When starting a new calcium supplement, start with a smaller amount to mitigate possible side effects, such as gas or constipation. If increasing fluids in your diet does not solve the problem, try another type or brand of calcium. It may require trial and error to find the right one.
How much vitamin D do you need?
Both men and women over age 50 should try to get 800 to 1,000 IU daily. Some people need more vitamin D. According to the Institute of Medicine, the safe upper limit of vitamin D is 4,000 IU per day for most adults.
There are three ways to get vitamin D: from sunlight, food or supplements.
Sunlight: Your skin makes vitamin D in reaction to sunlight and stores it in fat for later use. How much vitamin D your skin can produce depends on the time of day, season, latitude, skin pigmentation, age and other factors.
There are many reasons people do not have enough vitamin D. As we age, our skin loses its ability to generate vitamin D. People who live in cities or in institutional settings like nursing homes spend too little time outdoors. And sunscreen with an SPF as low as 8 reduces vitamin D production by 95 percent.
Vitamin D in food: Vitamin D is found in very few foods. Sources include fatty fish like wild-caught mackerel, salmon and tuna. Vitamin D is added to milk and other dairy products, orange juice, soymilk and fortified cereals.
It is very difficult to get all the vitamin D you need from food alone. Most people must take vitamin D supplements to get enough to support bone health.
Vitamin D supplements: If you aren’t getting enough vitamin D from sunlight and food, consider taking a supplement.
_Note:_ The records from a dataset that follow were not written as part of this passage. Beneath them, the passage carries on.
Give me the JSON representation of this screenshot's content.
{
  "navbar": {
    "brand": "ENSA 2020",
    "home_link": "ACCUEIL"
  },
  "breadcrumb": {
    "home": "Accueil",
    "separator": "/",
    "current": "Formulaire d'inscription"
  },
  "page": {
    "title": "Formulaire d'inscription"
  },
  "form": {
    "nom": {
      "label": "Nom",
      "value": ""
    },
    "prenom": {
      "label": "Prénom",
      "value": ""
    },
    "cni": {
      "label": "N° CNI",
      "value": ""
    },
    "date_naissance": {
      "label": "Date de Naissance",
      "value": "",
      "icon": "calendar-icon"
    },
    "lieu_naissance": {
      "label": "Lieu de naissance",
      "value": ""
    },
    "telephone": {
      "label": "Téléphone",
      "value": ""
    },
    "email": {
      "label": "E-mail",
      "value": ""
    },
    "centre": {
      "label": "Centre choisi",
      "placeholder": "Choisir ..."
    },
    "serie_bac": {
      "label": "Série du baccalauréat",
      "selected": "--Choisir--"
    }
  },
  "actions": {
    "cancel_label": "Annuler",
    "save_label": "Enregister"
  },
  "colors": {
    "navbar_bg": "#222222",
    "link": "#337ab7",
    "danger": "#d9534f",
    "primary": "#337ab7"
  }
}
There are two types: vitamin D2 (ergocalciferol) and vitamin D3 (cholecalciferol). Both are good for bone health.
Before adding a vitamin D supplement, check to see if any of the other supplements, multivitamins or medications you take contain vitamin D.
For more information, visit nof.org/patients.